BLAIRSTOWN — When Theresa Bartell peered out the window of her township home a few weeks ago, she noticed something that didn’t belong in the forested depths of northwestern New Jersey.
Along with a flock of black crows — not unusual — she saw a neon green bird perched on a branch, its blue head peeking out from the tree.
Bartell, who works at Sy’s Piece of Heaven Sanctuary, a non-profit bird sanctuary in Blairstown, recognized the bird as a blue-crowned conure, a medium-sized member of the parakeet family — and a subtropical species not meant for the outdoors of New Jersey.
The sighting of the roughly 14-inch bird was one of many from township residents over the past several weeks — the latest being on Saturday — and perhaps the most unusual detail of all is that the bird could be the pet of south Jersey couple Michael and Jeannie Lupinacci.

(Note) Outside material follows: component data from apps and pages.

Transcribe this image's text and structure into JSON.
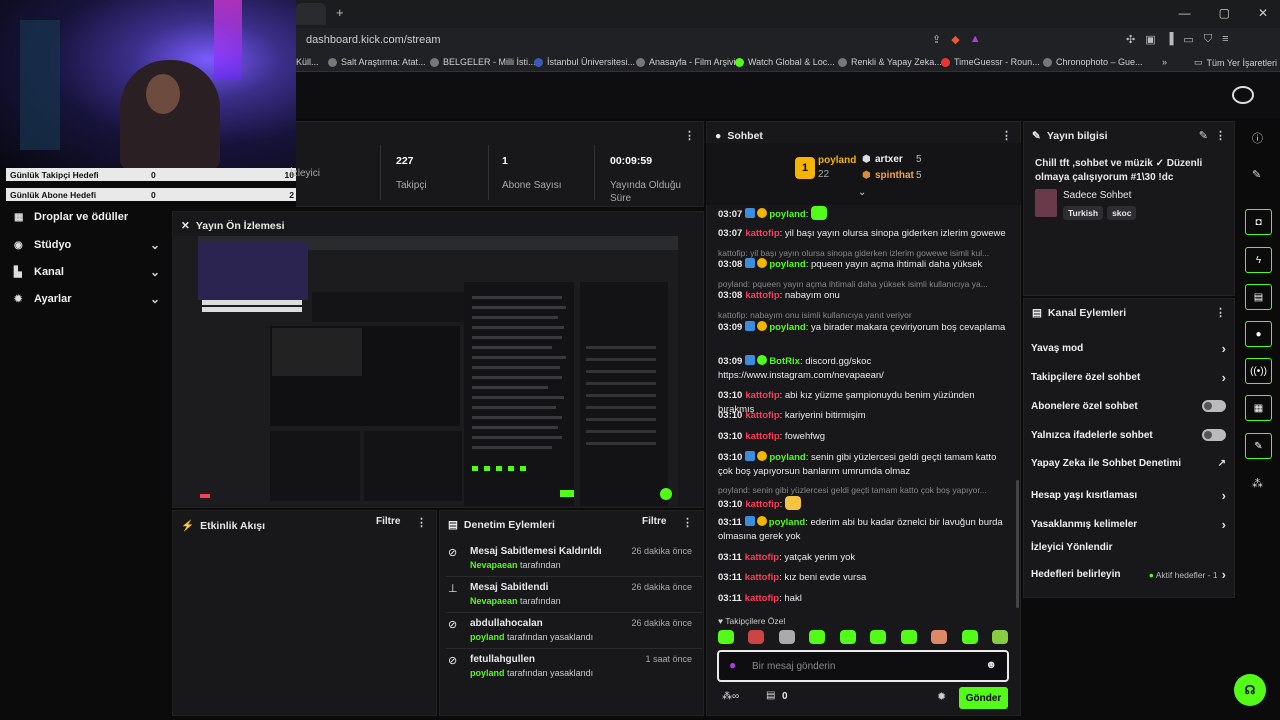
{
  "browser": {
    "url": "dashboard.kick.com/stream",
    "new_tab_symbol": "+",
    "window_controls": [
      "—",
      "▢",
      "✕"
    ],
    "bookmarks": [
      "Küll...",
      "Salt Araştırma: Atat...",
      "BELGELER - Milli İsti...",
      "İstanbul Üniversitesi...",
      "Anasayfa - Film Arşivi",
      "Watch Global & Loc...",
      "Renkli & Yapay Zeka...",
      "TimeGuessr - Roun...",
      "Chronophoto – Gue...",
      "»",
      "Tüm Yer İşaretleri"
    ]
  },
  "goals": [
    {
      "label": "Günlük Takipçi Hedefi",
      "current": "0",
      "target": "10"
    },
    {
      "label": "Günlük Abone Hedefi",
      "current": "0",
      "target": "2"
    }
  ],
  "nav": [
    {
      "label": "Droplar ve ödüller",
      "icon": "gift-icon"
    },
    {
      "label": "Stüdyo",
      "icon": "camera-icon"
    },
    {
      "label": "Kanal",
      "icon": "channel-icon"
    },
    {
      "label": "Ayarlar",
      "icon": "gear-icon"
    }
  ],
  "stats": [
    {
      "value": "",
      "label": "İzleyici"
    },
    {
      "value": "227",
      "label": "Takipçi"
    },
    {
      "value": "1",
      "label": "Abone Sayısı"
    },
    {
      "value": "00:09:59",
      "label": "Yayında Olduğu Süre"
    }
  ],
  "preview": {
    "title": "Yayın Ön İzlemesi"
  },
  "activity": {
    "title": "Etkinlik Akışı",
    "filter": "Filtre"
  },
  "moderation": {
    "title": "Denetim Eylemleri",
    "filter": "Filtre",
    "items": [
      {
        "title": "Mesaj Sabitlemesi Kaldırıldı",
        "actor": "Nevapaean",
        "suffix": "tarafından",
        "time": "26 dakika önce",
        "icon": "unpin-icon"
      },
      {
        "title": "Mesaj Sabitlendi",
        "actor": "Nevapaean",
        "suffix": "tarafından",
        "time": "26 dakika önce",
        "icon": "pin-icon"
      },
      {
        "title": "abdullahocalan",
        "actor": "poyland",
        "suffix": "tarafından yasaklandı",
        "time": "26 dakika önce",
        "icon": "ban-icon"
      },
      {
        "title": "fetullahgullen",
        "actor": "poyland",
        "suffix": "tarafından yasaklandı",
        "time": "1 saat önce",
        "icon": "ban-icon"
      }
    ]
  },
  "chat": {
    "title": "Sohbet",
    "leaders": [
      {
        "name": "poyland",
        "count": "22"
      },
      {
        "name": "artxer",
        "count": "5"
      },
      {
        "name": "spinthat",
        "count": "5"
      }
    ],
    "messages": [
      {
        "time": "03:07",
        "user": "poyland",
        "text": ":",
        "color": "green"
      },
      {
        "time": "03:07",
        "user": "kattofip",
        "text": ": yil başı yayın olursa sinopa giderken izlerim gowewe",
        "color": "red"
      },
      {
        "reply": "kattofip: yil başı yayın olursa sinopa giderken izlerim gowewe isimli kul..."
      },
      {
        "time": "03:08",
        "user": "poyland",
        "text": ": pqueen yayın açma ihtimali daha yüksek",
        "color": "green"
      },
      {
        "reply": "poyland: pqueen yayın açma ihtimali daha yüksek isimli kullanıcıya ya..."
      },
      {
        "time": "03:08",
        "user": "kattofip",
        "text": ": nabayım onu",
        "color": "red"
      },
      {
        "reply": "kattofip: nabayım onu isimli kullanıcıya yanıt veriyor"
      },
      {
        "time": "03:09",
        "user": "poyland",
        "text": ": ya birader makara çeviriyorum boş cevaplama",
        "color": "green"
      },
      {
        "time": "03:09",
        "user": "BotRix",
        "text": ": discord.gg/skoc https://www.instagram.com/nevapaean/",
        "color": "green"
      },
      {
        "time": "03:10",
        "user": "kattofip",
        "text": ": abi kız yüzme şampionuydu benim yüzünden bırakmış",
        "color": "red"
      },
      {
        "time": "03:10",
        "user": "kattofip",
        "text": ": kariyerini bitirmişim",
        "color": "red"
      },
      {
        "time": "03:10",
        "user": "kattofip",
        "text": ": fowehfwg",
        "color": "red"
      },
      {
        "time": "03:10",
        "user": "poyland",
        "text": ": senin gibi yüzlercesi geldi geçti tamam katto çok boş yapıyorsun banlarım umrumda olmaz",
        "color": "green"
      },
      {
        "reply": "poyland: senin gibi yüzlercesi geldi geçti tamam katto çok boş yapıyor..."
      },
      {
        "time": "03:10",
        "user": "kattofip",
        "text": ":",
        "color": "red"
      },
      {
        "time": "03:11",
        "user": "poyland",
        "text": ": ederim abi bu kadar öznelci bir lavuğun burda olmasına gerek yok",
        "color": "green"
      },
      {
        "time": "03:11",
        "user": "kattofip",
        "text": ": yatçak yerim yok",
        "color": "red"
      },
      {
        "time": "03:11",
        "user": "kattofip",
        "text": ": kız beni evde vursa",
        "color": "red"
      },
      {
        "time": "03:11",
        "user": "kattofip",
        "text": ": hakl",
        "color": "red"
      }
    ],
    "followers_only_label": "Takipçilere Özel",
    "input_placeholder": "Bir mesaj gönderin",
    "points": "0",
    "send_label": "Gönder"
  },
  "stream_info": {
    "title": "Yayın bilgisi",
    "stream_title": "Chill tft ,sohbet ve müzik ✓ Düzenli olmaya çalışıyorum #1\\30 !dc",
    "category": "Sadece Sohbet",
    "tags": [
      "Turkish",
      "skoc"
    ]
  },
  "channel_actions": {
    "title": "Kanal Eylemleri",
    "items": [
      {
        "label": "Yavaş mod",
        "control": "chevron"
      },
      {
        "label": "Takipçilere özel sohbet",
        "control": "chevron"
      },
      {
        "label": "Abonelere özel sohbet",
        "control": "toggle"
      },
      {
        "label": "Yalnızca ifadelerle sohbet",
        "control": "toggle"
      },
      {
        "label": "Yapay Zeka ile Sohbet Denetimi",
        "control": "external"
      },
      {
        "label": "Hesap yaşı kısıtlaması",
        "control": "chevron"
      },
      {
        "label": "Yasaklanmış kelimeler",
        "control": "chevron"
      },
      {
        "label": "İzleyici Yönlendir",
        "control": "none"
      },
      {
        "label": "Hedefleri belirleyin",
        "control": "chevron",
        "extra": "Aktif hedefler - 1"
      }
    ]
  },
  "colors": {
    "accent": "#53fc18",
    "danger": "#ff3c5a",
    "panel": "#18181b",
    "bg": "#0b0b0c"
  }
}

But can exotic pet birds, often housed in the confines of a temperature-controlled home with food and water at their disposal, survive a 100-mile venture from Moorestown, located in Burlington County, to Blairstown?
The 18-year-old bird, named Paulie, took flight on July 24 as Jeannie Lupinacci was taking him for a stroll at a park in Moorestown, near Philadelphia, according to Michael Lupinacci.
Paulie was in a cage on a wagon. The cage door was jarred open when the wagon ran over a bump.
Heartbroken over their loss, the couple immediately began tracking Paulie around their neighborhood — sometimes for eight to 10 hours at a time — and followed him around from tree to tree.
Paulie, whose wings are not clipped, was able to take flight, but the Lupinaccis found that their pet — which they have had for about a year — was too afraid to come down.
They tracked him for a few days but eventually lost sight of him.
They pursued all avenues by making fliers, calling local rescues in Burlington County and taking to Facebook to post multiple photos and information about Paulie. While they never gave up hope, they became despondent as the weeks went by that they would ever find Paulie.
An unusual call from an unknown phone number on Sunday restored Michael Lupinacci’s hope. The woman on the other end introduced herself as a Blairstown resident who believed she had seen Paulie.
“She saw our Facebook post and said she recognized the bird and that multiple people had spotted him over the past several weeks in Blairstown,” Michael Lupinacci said, adding that he had never heard of the township before.
At dawn Monday, Michael and Jeannie Lupinacci were in their car and headed to Blairstown, a trip that took them about two hours and 15 minutes, they said.
Residents in Blairstown directed the Lupinaccis to Bartell, who brought the family inside her sanctuary and gave them some advice in tracking down the bird.
In a phone call with the New Jersey Herald Monday, Bartell said her “heart was breaking” for the Lupinaccis and she had deployed her own team to search for the bird.
Regardless of whether the bird is or isn’t Paulie, Bartell said the family is adament about catching the bird.
The hope is that the sound of the Lupinaccis’ voices or a voice recording of their other birds — they have three other conures — will bring the bird down from the trees.
But as of Monday afternoon, the Lupinaccis had yet to even spot their tiny pet, even after walking up and down the streets of Blairstown all day.
Michael Lupinacci, who said he intends on coming back to Blairstown Wednesday, said he is “cautiously optimistic” about finding Paulie and bringing him home.
“Having hope is making things a lot easier,” Michael Lupinacci said. “We are staying active so you don’t really let it absorb that he’s not with us.”
If the bird is Paulie, Bartell said there are a few possibilities that could have led him so far north.
“A free-flighted bird can fly anywhere, and if they are caught with the wind, they may just end up this way, or they may have joined a flock,” she said.
The latter is certainly possible since the green-and-blue bird Bartell saw was surrounded by crows — birds that she said won’t hurt him but rather will help him find resources, such as food on bird feeders and water.
The largest concern now lies with the changing of the seasons since tropical birds cannot survive a New Jersey winter.
“The goal is bring him home quickly before the cold weather sets in, since it’s not possible for him to survive frostbite,” Bartell said.
Although the bird has traveled 100 miles, he has found a temporary home in Blairstown, where he has been spotted multiple times in the past several weeks.
Now, the Lupinaccis are hoping their “sweet natured” bird, as they called him, will find his way back home.
Lori Comstock can also be reached on Twitter: @LoriComstockNJH, on Facebook: www.Facebook.com/LoriComstockNJH or by phone: 973-383-1194.